Fencing is a highly competitive and strategic sport which requires high level of agility, endurance and concentration. When ready for combat, the fencer has to get started with a defensive posture, keeping a clear mind on when to hold back and when to wield the foil to score.
HKUST’s young fencer Kimberley Vanessa Cheung, a Year 3 student majored in Biomedical Engineering, won bronze for the Women’s Foil Team event in the 17th Asian Games in Incheon, adding a kick to Hong Kong’s impressive medals table. Kimberley’s talent was first spotted in Primary 4; since then, she has reaped numerous awards for Hong Kong, and became a member of the Hong Kong Fencing Association. Currently, she ranks first among the young fencers under 20 in Hong Kong and second overall, marking another momentous milestone in her fencing career.
Even for a remarkable talent like Kimberley, the wind of her sails was once taken out. Kimberly still remembers some of her failures during the earlier days. “Fencing is about precision of your skills, concentration and emotional control. Every competitor loves to win and hates to lose. This mentality once became a burden for me which affected my on-court performance. As I became more familiar with the game, I became more mature, and came to realize that success is never measured by winning.”
Many would contend that “practice makes perfect” is already a cliché, but it still holds true for many. Kimberley sacrifices her social time and spends 15 hours a week to practise fencing. Apart from allocating time for practice, she travels frequently around the world to attend different competitions. All at the same time, she still managed to perform equally well in her academics, having been on the Dean’s List since she joined HKUST in 2012.
“We have to think a few steps ahead of our opponents, identify their weaknesses, and take advantage of them. Courage is almost as important, and I always found courage in the fencing team, where our teammates care about one another.” Kimberly added.

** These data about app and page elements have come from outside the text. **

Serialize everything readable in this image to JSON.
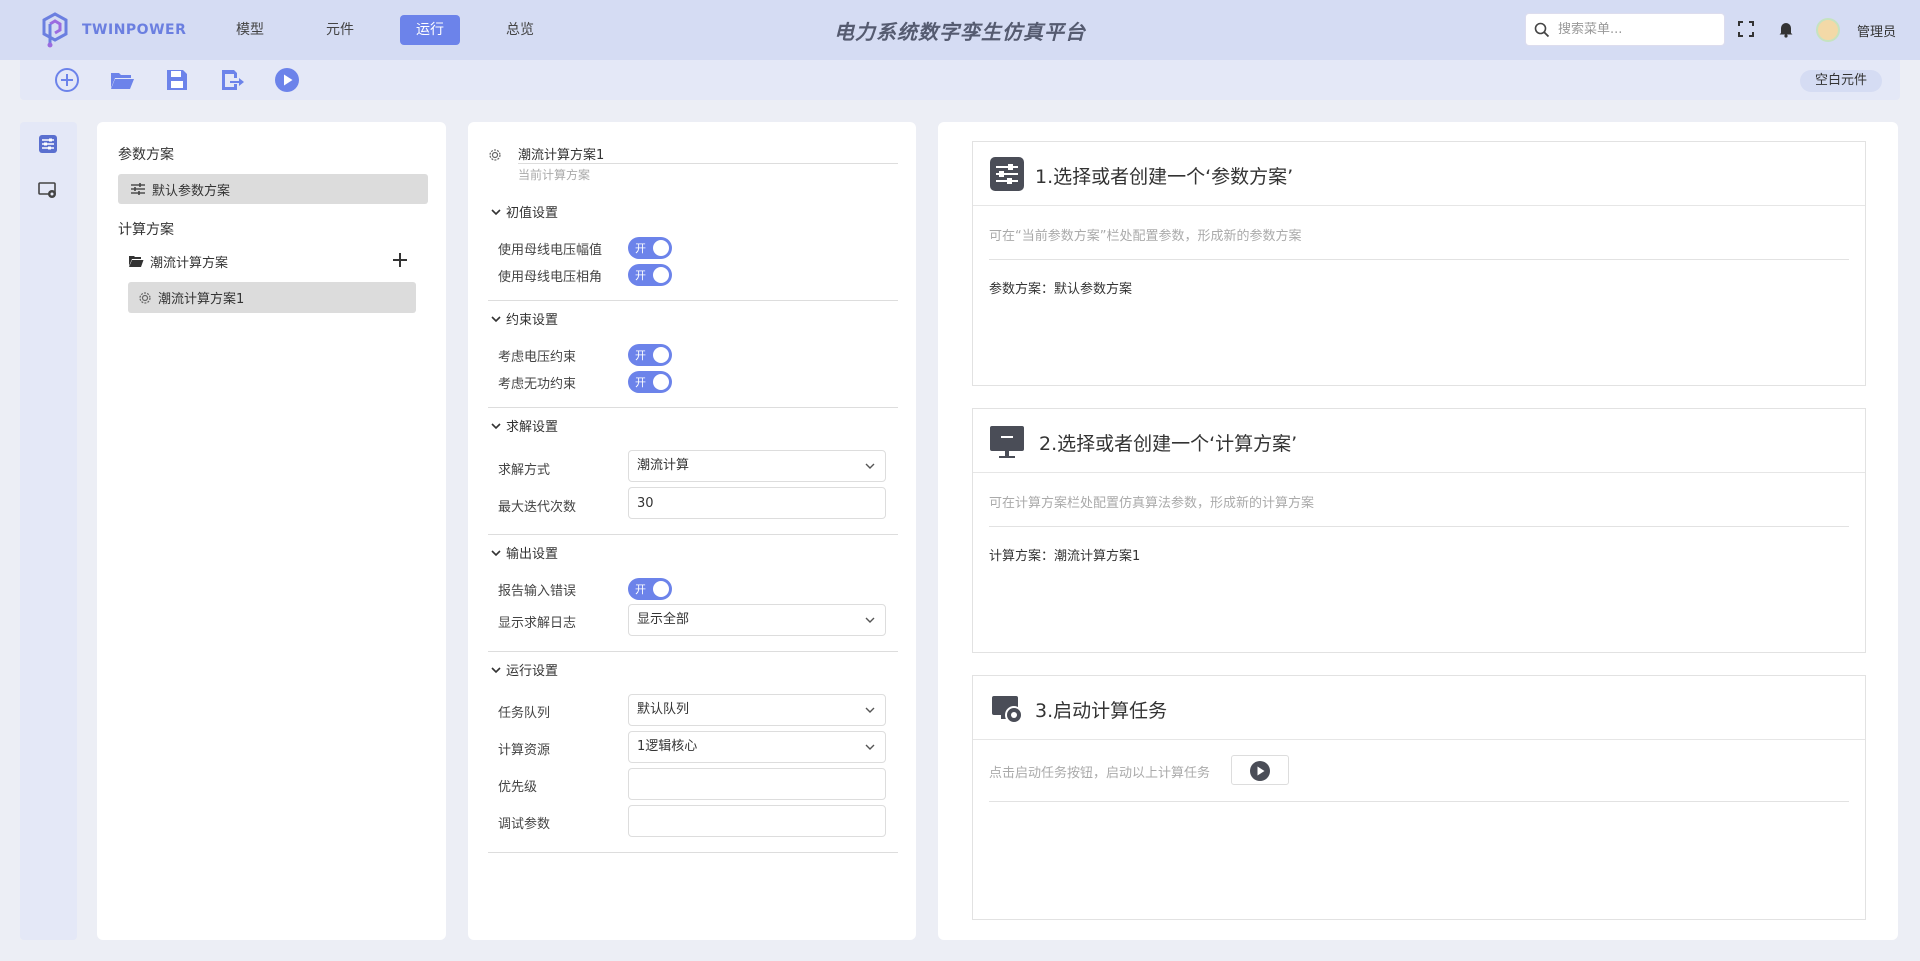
{
  "header": {
    "brand": "TWINPOWER",
    "app_title": "电力系统数字孪生仿真平台",
    "nav": [
      {
        "label": "模型",
        "active": false
      },
      {
        "label": "元件",
        "active": false
      },
      {
        "label": "运行",
        "active": true
      },
      {
        "label": "总览",
        "active": false
      }
    ],
    "search_placeholder": "搜索菜单...",
    "username": "管理员",
    "accent_color": "#6c83ea"
  },
  "toolbar": {
    "buttons": [
      "add-circle-icon",
      "folder-open-icon",
      "save-icon",
      "export-icon",
      "play-icon"
    ],
    "badge": "空白元件"
  },
  "rail": {
    "items": [
      "sliders-icon",
      "monitor-gear-icon"
    ]
  },
  "scheme_panel": {
    "param_section": "参数方案",
    "param_item": "默认参数方案",
    "calc_section": "计算方案",
    "calc_folder": "潮流计算方案",
    "calc_item": "潮流计算方案1"
  },
  "settings_panel": {
    "name": "潮流计算方案1",
    "subtitle": "当前计算方案",
    "groups": {
      "initial": {
        "title": "初值设置",
        "rows": [
          {
            "label": "使用母线电压幅值",
            "toggle": "开"
          },
          {
            "label": "使用母线电压相角",
            "toggle": "开"
          }
        ]
      },
      "constraint": {
        "title": "约束设置",
        "rows": [
          {
            "label": "考虑电压约束",
            "toggle": "开"
          },
          {
            "label": "考虑无功约束",
            "toggle": "开"
          }
        ]
      },
      "solve": {
        "title": "求解设置",
        "method_label": "求解方式",
        "method_value": "潮流计算",
        "iter_label": "最大迭代次数",
        "iter_value": "30"
      },
      "output": {
        "title": "输出设置",
        "report_label": "报告输入错误",
        "report_toggle": "开",
        "log_label": "显示求解日志",
        "log_value": "显示全部"
      },
      "run": {
        "title": "运行设置",
        "queue_label": "任务队列",
        "queue_value": "默认队列",
        "resource_label": "计算资源",
        "resource_value": "1逻辑核心",
        "priority_label": "优先级",
        "priority_value": "",
        "debug_label": "调试参数",
        "debug_value": ""
      }
    }
  },
  "steps": [
    {
      "title": "1.选择或者创建一个‘参数方案’",
      "hint": "可在“当前参数方案”栏处配置参数，形成新的参数方案",
      "value": "参数方案：默认参数方案"
    },
    {
      "title": "2.选择或者创建一个‘计算方案’",
      "hint": "可在计算方案栏处配置仿真算法参数，形成新的计算方案",
      "value": "计算方案：潮流计算方案1"
    },
    {
      "title": "3.启动计算任务",
      "hint": "点击启动任务按钮，启动以上计算任务"
    }
  ]
}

The victory in the Asian games inspires the young fencer and is indeed another remarkable achievement for the budding star.